Chelsea galleries have a new neighbour on the block: Mexico City powerhouse Kurimanzutto is growing its US footprint with a 6,700 sq. ft ground-floor space on West 20th Street designed by New York-based architecture firm SO-IL. The gallery, which was founded by Mónica Manzutto and José Kuri with guidance from artist Gabriel Orozco in 1999, inaugurates the outpost on 11 November with the group show Todos Juntos (All Together), showcasing works by its entire artist roster. From Adrián Villar Rojas to Danh Võ, Abraham Cruzvillegas to Sarah Lucas, the 37-artist checklist is a who’s-who of the international arena under the fitting theme of unity, which was inspired by Rirkrit Tiravanija’s titular 47ft hammock installation, which was exhibited at the gallery’s Chapultepec district headquarters in 2014.
The new Chelsea space is partly a return to Kurimanzutto’s origins: Manzutto dropped out of her master’s degree study at New York University and quit her job at Marian Goodman Gallery to turn the idea of a gallery back home into reality with Kuri. “We had wanted to create a gallery with no space that responds to the freedom artists in Mexico had at the time with many artist-run spaces within a dynamic setting,” she says.
Over the decades, Kurimanzutto has evolved from a nomadic endeavor into a global key player recognised for its geographically broad programme, artist-led initiatives in and outside of Mexico and a space that often melds elements of a commercial gallery with a non-profit kunsthalle.
Modest in comparison to its Mexico City space’s grandiose scale, the gallery’s New York locale was collectively picked by many of its artists. “We showed over half of our artists locations in Tribeca and Chelsea, and many chose this space for its flexibility,” Manzutto says. She describes the inaugural show there as “a visual story that starts with our first presentation at Mercado de Medellín with 13 artists and follows our trajectory to the present”. The show features pieces from that very first project and others exhibited subsequently, as well as new works created in response to the gallery’s history. Wilfredo Prieto and Orozco, for example, have collaborated for a sound work, while Haegue Yang, Leonor Antunes and Damián Ortega all sent new sculptures to New York. The gallery’s newest artist, Kosovar conceptualist Petrit Halilaj, is also making his Kurimanzutto debut with a new piece.

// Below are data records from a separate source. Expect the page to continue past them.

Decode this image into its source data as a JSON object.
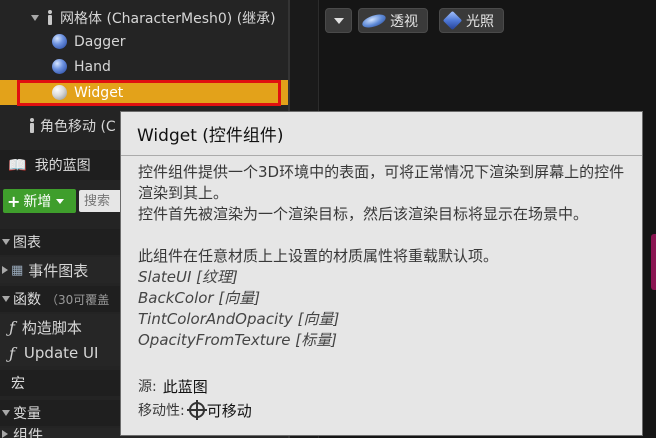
{
  "components": {
    "mesh_label": "网格体 (CharacterMesh0) (继承)",
    "items": [
      {
        "label": "Dagger"
      },
      {
        "label": "Hand"
      },
      {
        "label": "Widget"
      }
    ],
    "movement_label": "角色移动 (C"
  },
  "my_blueprint": {
    "title": "我的蓝图",
    "new_button": "新增",
    "search_placeholder": "搜索"
  },
  "sections": {
    "graphs": "图表",
    "event_graph": "事件图表",
    "functions": "函数",
    "functions_count": "（30可覆盖",
    "construction_script": "构造脚本",
    "update_ui": "Update UI",
    "macros": "宏",
    "variables": "变量",
    "partial": "组件"
  },
  "viewport": {
    "perspective": "透视",
    "lit": "光照"
  },
  "tooltip": {
    "title": "Widget (控件组件)",
    "desc1": "控件组件提供一个3D环境中的表面，可将正常情况下渲染到屏幕上的控件渲染到其上。",
    "desc2": "控件首先被渲染为一个渲染目标，然后该渲染目标将显示在场景中。",
    "desc3": "此组件在任意材质上上设置的材质属性将重载默认项。",
    "params": [
      "SlateUI [纹理]",
      "BackColor [向量]",
      "TintColorAndOpacity [向量]",
      "OpacityFromTexture [标量]"
    ],
    "source_label": "源:",
    "source_value": "此蓝图",
    "mobility_label": "移动性:",
    "mobility_value": "可移动"
  },
  "colors": {
    "selection": "#e3a21a",
    "highlight_border": "#e01010",
    "new_button": "#3f9e2c"
  }
}
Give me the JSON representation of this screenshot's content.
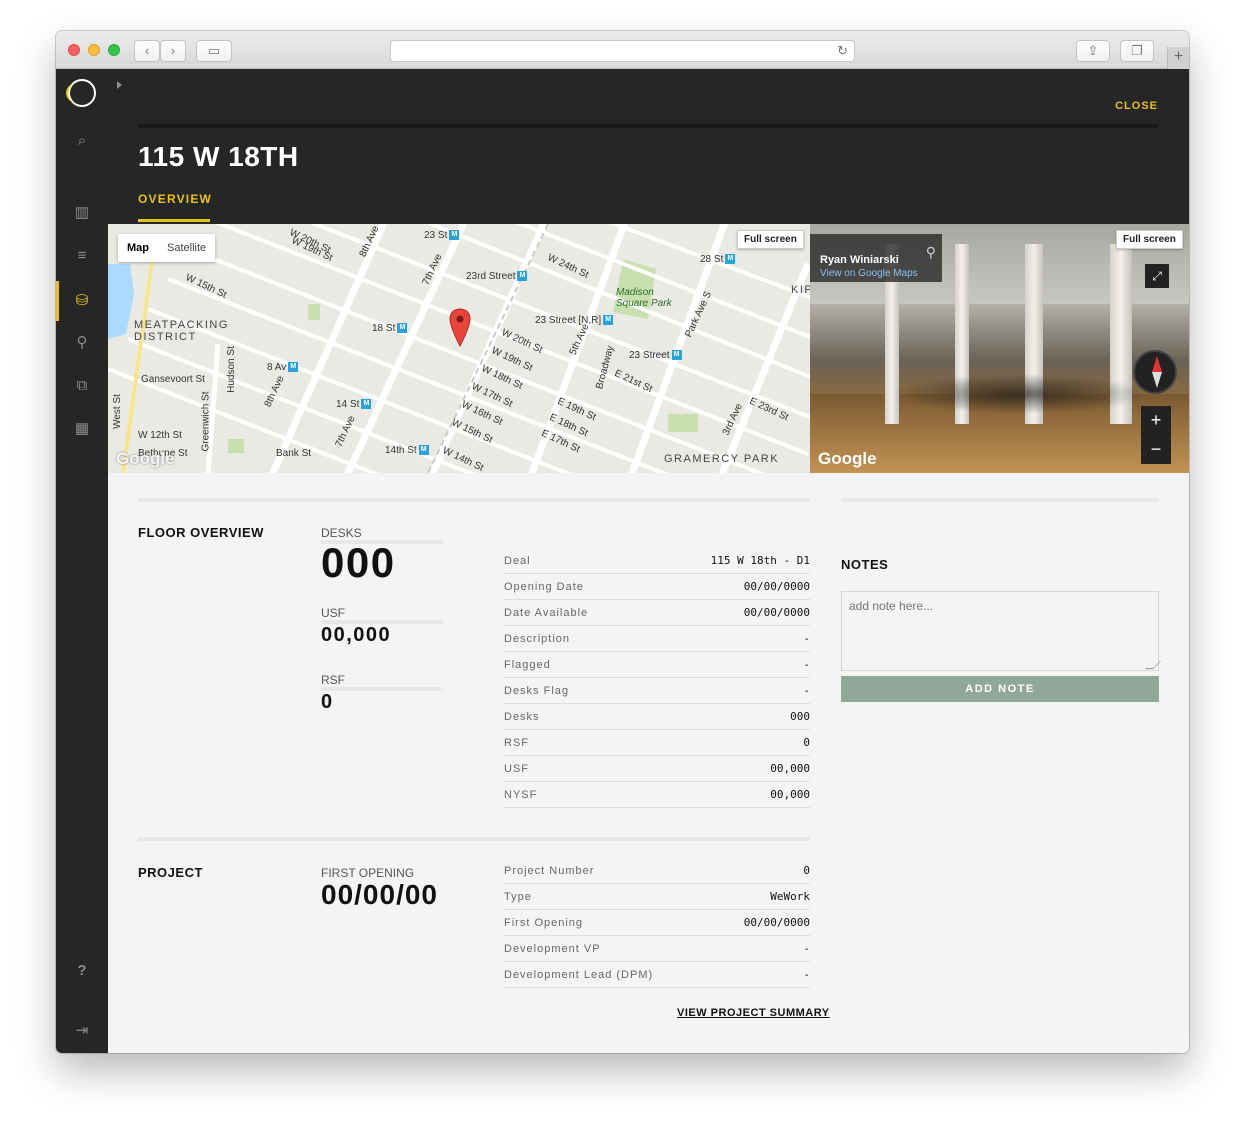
{
  "browser": {
    "back_icon": "chevron-left-icon",
    "forward_icon": "chevron-right-icon",
    "sidebar_icon": "sidebar-toggle-icon",
    "reload_icon": "reload-icon",
    "share_icon": "share-icon",
    "tabs_icon": "tabs-icon",
    "new_tab_label": "+"
  },
  "sidebar": {
    "items": [
      {
        "name": "search-icon",
        "glyph": "⌕"
      },
      {
        "name": "bar-chart-icon",
        "glyph": "▥"
      },
      {
        "name": "list-icon",
        "glyph": "≡"
      },
      {
        "name": "database-icon",
        "glyph": "⛁"
      },
      {
        "name": "location-pin-icon",
        "glyph": "⚲"
      },
      {
        "name": "copy-icon",
        "glyph": "⧉"
      },
      {
        "name": "table-icon",
        "glyph": "▦"
      }
    ],
    "help_glyph": "?",
    "logout_glyph": "⇥"
  },
  "header": {
    "close_label": "CLOSE",
    "title": "115 W 18TH",
    "tab_overview": "OVERVIEW"
  },
  "map": {
    "map_label": "Map",
    "satellite_label": "Satellite",
    "fullscreen_label": "Full screen",
    "google_label": "Google",
    "streets": {
      "w20": "W 20th St",
      "w19": "W 19th St",
      "w18": "W 18th St",
      "w17": "W 17th St",
      "w16": "W 16th St",
      "w15": "W 15th St",
      "w14": "W 14th St",
      "w12": "W 12th St",
      "w24": "W 24th St",
      "e19": "E 19th St",
      "e18": "E 18th St",
      "e17": "E 17th St",
      "e21": "E 21st St",
      "e23": "E 23rd St",
      "ave7": "7th Ave",
      "ave8": "8th Ave",
      "ave5": "5th Ave",
      "broadway": "Broadway",
      "park": "Park Ave S",
      "ave3": "3rd Ave",
      "hudson": "Hudson St",
      "greenwich": "Greenwich St",
      "west": "West St",
      "gansevoort": "Gansevoort St",
      "bank": "Bank St",
      "bethune": "Bethune St"
    },
    "stations": {
      "s23": "23 St",
      "s23rd": "23rd Street",
      "s28": "28 St",
      "s23nr": "23 Street [N,R]",
      "s18": "18 St",
      "s23b": "23 Street",
      "s8av": "8 Av",
      "s14": "14 St",
      "s14th": "14th St"
    },
    "areas": {
      "meatpacking": "MEATPACKING DISTRICT",
      "gramercy": "GRAMERCY PARK",
      "madison": "Madison Square Park",
      "kip": "KIP"
    }
  },
  "street_view": {
    "author": "Ryan Winiarski",
    "link": "View on Google Maps",
    "fullscreen_label": "Full screen",
    "google_label": "Google",
    "zoom_in": "+",
    "zoom_out": "−"
  },
  "floor_overview": {
    "title": "FLOOR OVERVIEW",
    "desks_label": "DESKS",
    "desks_value": "000",
    "usf_label": "USF",
    "usf_value": "00,000",
    "rsf_label": "RSF",
    "rsf_value": "0",
    "rows": [
      {
        "k": "Deal",
        "v": "115 W 18th - D1"
      },
      {
        "k": "Opening Date",
        "v": "00/00/0000"
      },
      {
        "k": "Date Available",
        "v": "00/00/0000"
      },
      {
        "k": "Description",
        "v": "-"
      },
      {
        "k": "Flagged",
        "v": "-"
      },
      {
        "k": "Desks Flag",
        "v": "-"
      },
      {
        "k": "Desks",
        "v": "000"
      },
      {
        "k": "RSF",
        "v": "0"
      },
      {
        "k": "USF",
        "v": "00,000"
      },
      {
        "k": "NYSF",
        "v": "00,000"
      }
    ]
  },
  "notes": {
    "title": "NOTES",
    "placeholder": "add note here...",
    "add_label": "ADD NOTE"
  },
  "project": {
    "title": "PROJECT",
    "first_opening_label": "FIRST OPENING",
    "first_opening_value": "00/00/00",
    "rows": [
      {
        "k": "Project Number",
        "v": "0"
      },
      {
        "k": "Type",
        "v": "WeWork"
      },
      {
        "k": "First Opening",
        "v": "00/00/0000"
      },
      {
        "k": "Development VP",
        "v": "-"
      },
      {
        "k": "Development Lead (DPM)",
        "v": "-"
      }
    ],
    "summary_link": "VIEW PROJECT SUMMARY"
  }
}
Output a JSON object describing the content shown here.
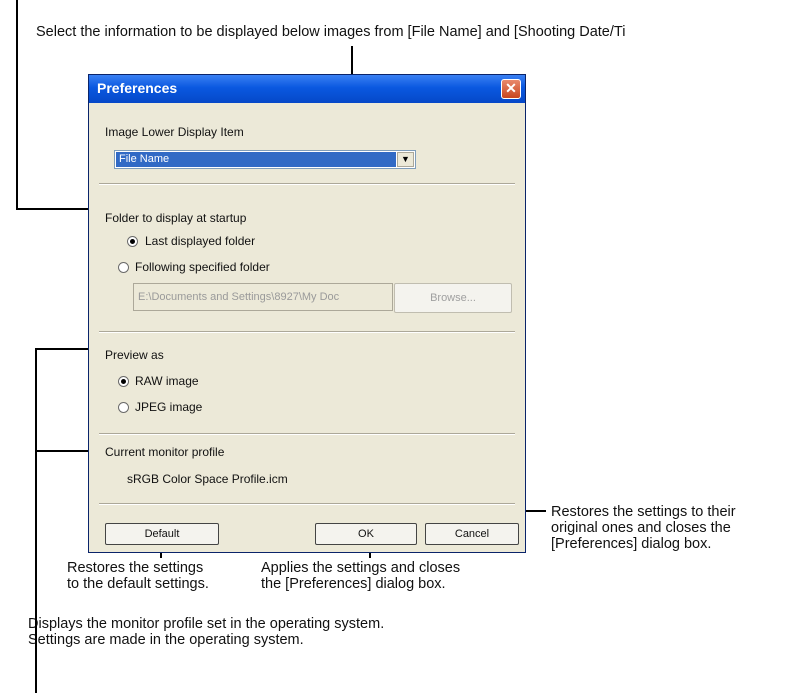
{
  "annotations": {
    "top": "Select the information to be displayed below images from [File Name] and [Shooting Date/Ti",
    "cancel_line1": "Restores the settings to their",
    "cancel_line2": "original ones and closes the",
    "cancel_line3": "[Preferences] dialog box.",
    "default_line1": "Restores the settings",
    "default_line2": "to the default settings.",
    "ok_line1": "Applies the settings and closes",
    "ok_line2": "the [Preferences] dialog box.",
    "monitor_line1": "Displays the monitor profile set in the operating system.",
    "monitor_line2": "Settings are made in the operating system."
  },
  "dialog": {
    "title": "Preferences",
    "close_glyph": "✕",
    "image_lower_label": "Image Lower Display Item",
    "image_lower_value": "File Name",
    "dropdown_arrow": "▼",
    "folder_label": "Folder to display at startup",
    "folder_opt1": "Last displayed folder",
    "folder_opt2": "Following specified folder",
    "folder_path": "E:\\Documents and Settings\\8927\\My Doc",
    "browse_label": "Browse...",
    "preview_label": "Preview as",
    "preview_opt1": "RAW image",
    "preview_opt2": "JPEG image",
    "monitor_label": "Current monitor profile",
    "monitor_value": "sRGB Color Space Profile.icm",
    "default_label": "Default",
    "ok_label": "OK",
    "cancel_label": "Cancel"
  }
}
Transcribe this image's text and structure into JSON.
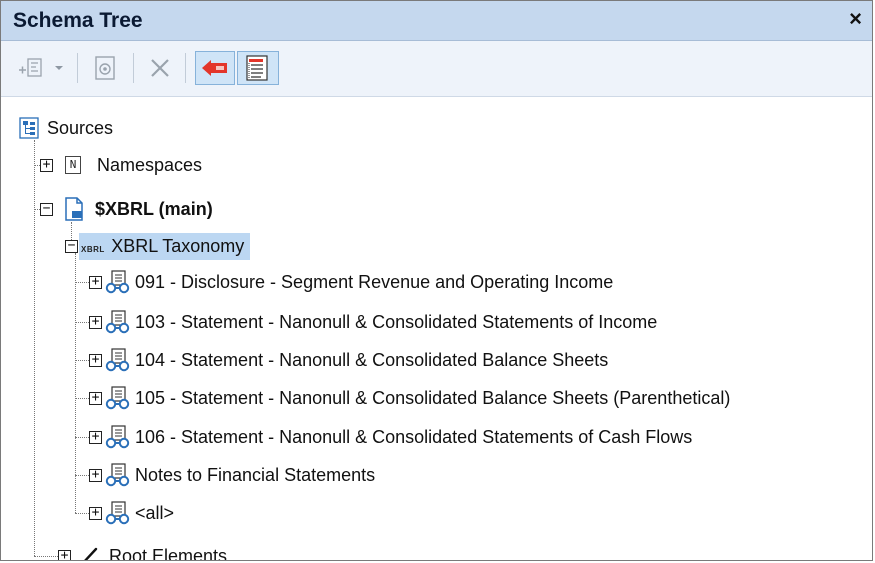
{
  "panel": {
    "title": "Schema Tree",
    "close_glyph": "×"
  },
  "toolbar": {
    "buttons": [
      {
        "name": "add-item-button",
        "icon": "add-item-icon"
      },
      {
        "name": "dropdown-arrow",
        "icon": "chevron-down-icon"
      },
      {
        "name": "properties-button",
        "icon": "properties-icon"
      },
      {
        "name": "delete-button",
        "icon": "delete-icon"
      },
      {
        "name": "show-source-button",
        "icon": "arrow-left-icon",
        "pressed": true
      },
      {
        "name": "show-tree-button",
        "icon": "tree-list-icon",
        "pressed": true
      }
    ]
  },
  "tree": {
    "root": {
      "label": "Sources",
      "icon": "sources-icon"
    },
    "namespaces": {
      "label": "Namespaces",
      "icon": "namespace-icon",
      "icon_letter": "N"
    },
    "main": {
      "label": "$XBRL (main)",
      "icon": "document-icon"
    },
    "taxonomy": {
      "label": "XBRL Taxonomy",
      "tag": "XBRL"
    },
    "items": [
      {
        "label": "091 - Disclosure - Segment Revenue and Operating Income"
      },
      {
        "label": "103 - Statement - Nanonull & Consolidated Statements of Income"
      },
      {
        "label": "104 - Statement - Nanonull & Consolidated Balance Sheets"
      },
      {
        "label": "105 - Statement - Nanonull & Consolidated Balance Sheets (Parenthetical)"
      },
      {
        "label": "106 - Statement - Nanonull & Consolidated Statements of Cash Flows"
      },
      {
        "label": "Notes to Financial Statements"
      },
      {
        "label": "<all>"
      }
    ],
    "root_elements": {
      "label": "Root Elements",
      "icon": "slash-icon"
    }
  },
  "colors": {
    "titlebar": "#c5d8ee",
    "toolbar": "#eef3fa",
    "selection": "#bcd7f2",
    "accent_red": "#d42a1e",
    "link_blue": "#2a6fb8"
  }
}
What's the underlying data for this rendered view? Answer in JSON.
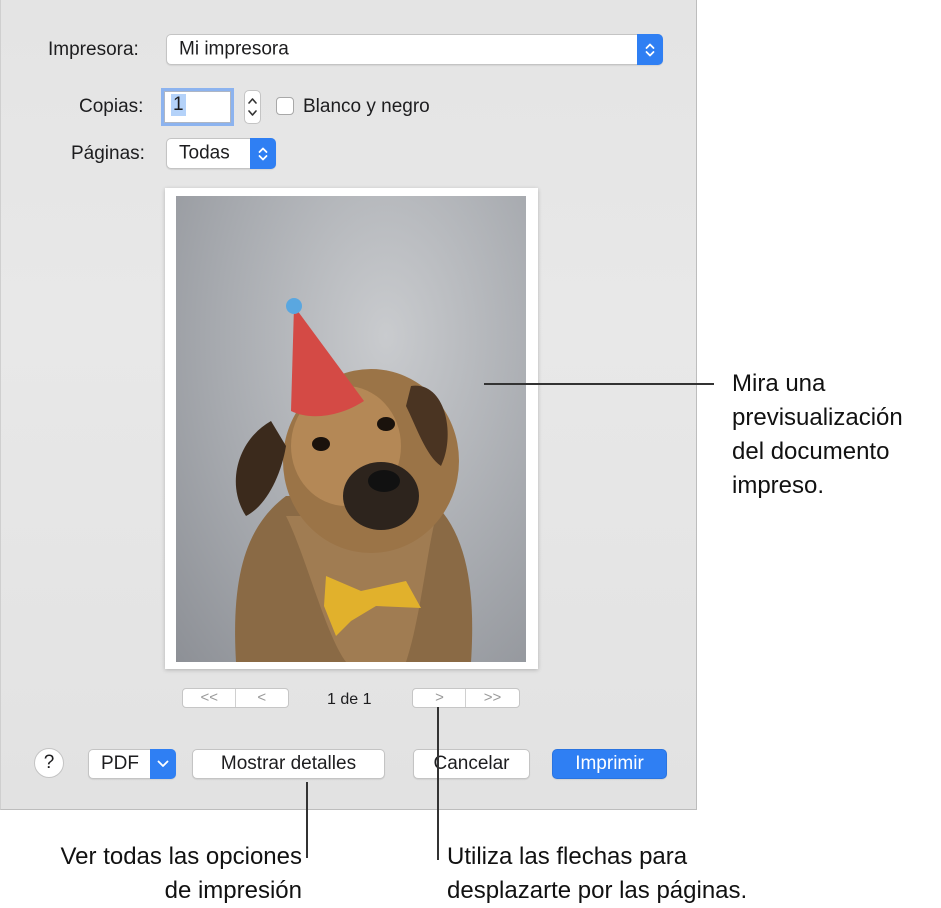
{
  "printer": {
    "label": "Impresora:",
    "value": "Mi impresora"
  },
  "copies": {
    "label": "Copias:",
    "value": "1",
    "bw_label": "Blanco y negro"
  },
  "pages": {
    "label": "Páginas:",
    "value": "Todas"
  },
  "navigation": {
    "first": "<<",
    "prev": "<",
    "page_info": "1 de 1",
    "next": ">",
    "last": ">>"
  },
  "footer": {
    "help": "?",
    "pdf": "PDF",
    "details": "Mostrar detalles",
    "cancel": "Cancelar",
    "print": "Imprimir"
  },
  "callouts": {
    "preview": [
      "Mira una",
      "previsualización",
      "del documento",
      "impreso."
    ],
    "details": [
      "Ver todas las opciones",
      "de impresión"
    ],
    "arrows": [
      "Utiliza las flechas para",
      "desplazarte por las páginas."
    ]
  },
  "colors": {
    "accent": "#2f7ff3",
    "focus_ring": "#8cb3ef",
    "dialog_bg": "#e5e5e5"
  }
}
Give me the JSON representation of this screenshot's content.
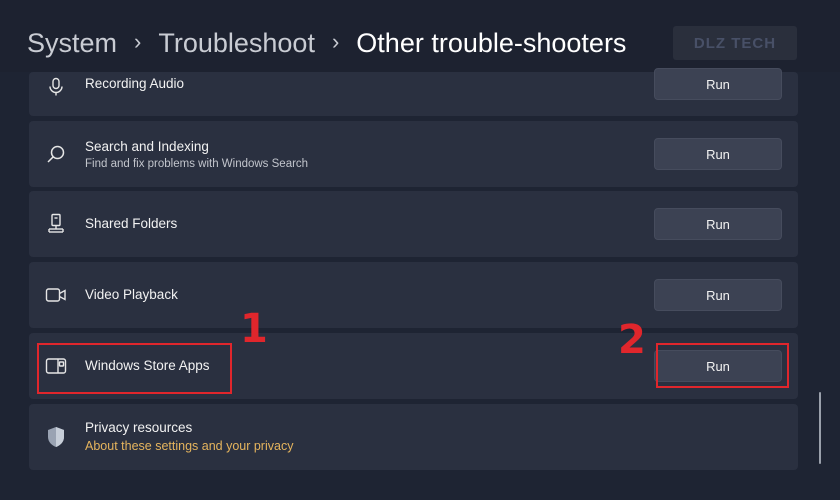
{
  "breadcrumb": {
    "items": [
      "System",
      "Troubleshoot",
      "Other trouble-shooters"
    ],
    "separator": "›"
  },
  "watermark": {
    "text": "DLZ TECH"
  },
  "rows": [
    {
      "icon": "microphone-icon",
      "title": "Recording Audio",
      "button": "Run"
    },
    {
      "icon": "search-icon",
      "title": "Search and Indexing",
      "description": "Find and fix problems with Windows Search",
      "button": "Run"
    },
    {
      "icon": "shared-folder-icon",
      "title": "Shared Folders",
      "button": "Run"
    },
    {
      "icon": "video-camera-icon",
      "title": "Video Playback",
      "button": "Run"
    },
    {
      "icon": "store-app-icon",
      "title": "Windows Store Apps",
      "button": "Run"
    },
    {
      "icon": "shield-icon",
      "title": "Privacy resources",
      "link": "About these settings and your privacy"
    }
  ],
  "annotations": {
    "marker_1": "1",
    "marker_2": "2"
  },
  "colors": {
    "background": "#1e2433",
    "card": "#2a3040",
    "button": "#3c4253",
    "link": "#e5b45d",
    "highlight": "#e0262c"
  }
}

The Chelsea space’s architecture was another collaborative process with the artists. Tiravanija gave input and Orozco provided the final layout to create “a flexible space of encounters such as an office that can function as a bar if needed”, Manzutto says. An Oaxaca-based mosaic company that previously collaborated with Orozco provided the tiles for the bathroom and the space’s Janette Laverrière-inspired lamps are an homage to Nairy Baghramian’s former collaboration with the late designer. The design of the front desk and the bench were helmed by another gallery artist, Gabriel Sierra.
Kurimanzutto will extend the show’s life with a brochure that documents key moments in and outside of the gallery, such as 2020-2021’s public art project Titan, which took over New York City phone booths with works by 12 gallery artists. After the space’s inaugural group show will be the New York solo debut of Mexico City-based artist Minerva Cuevas.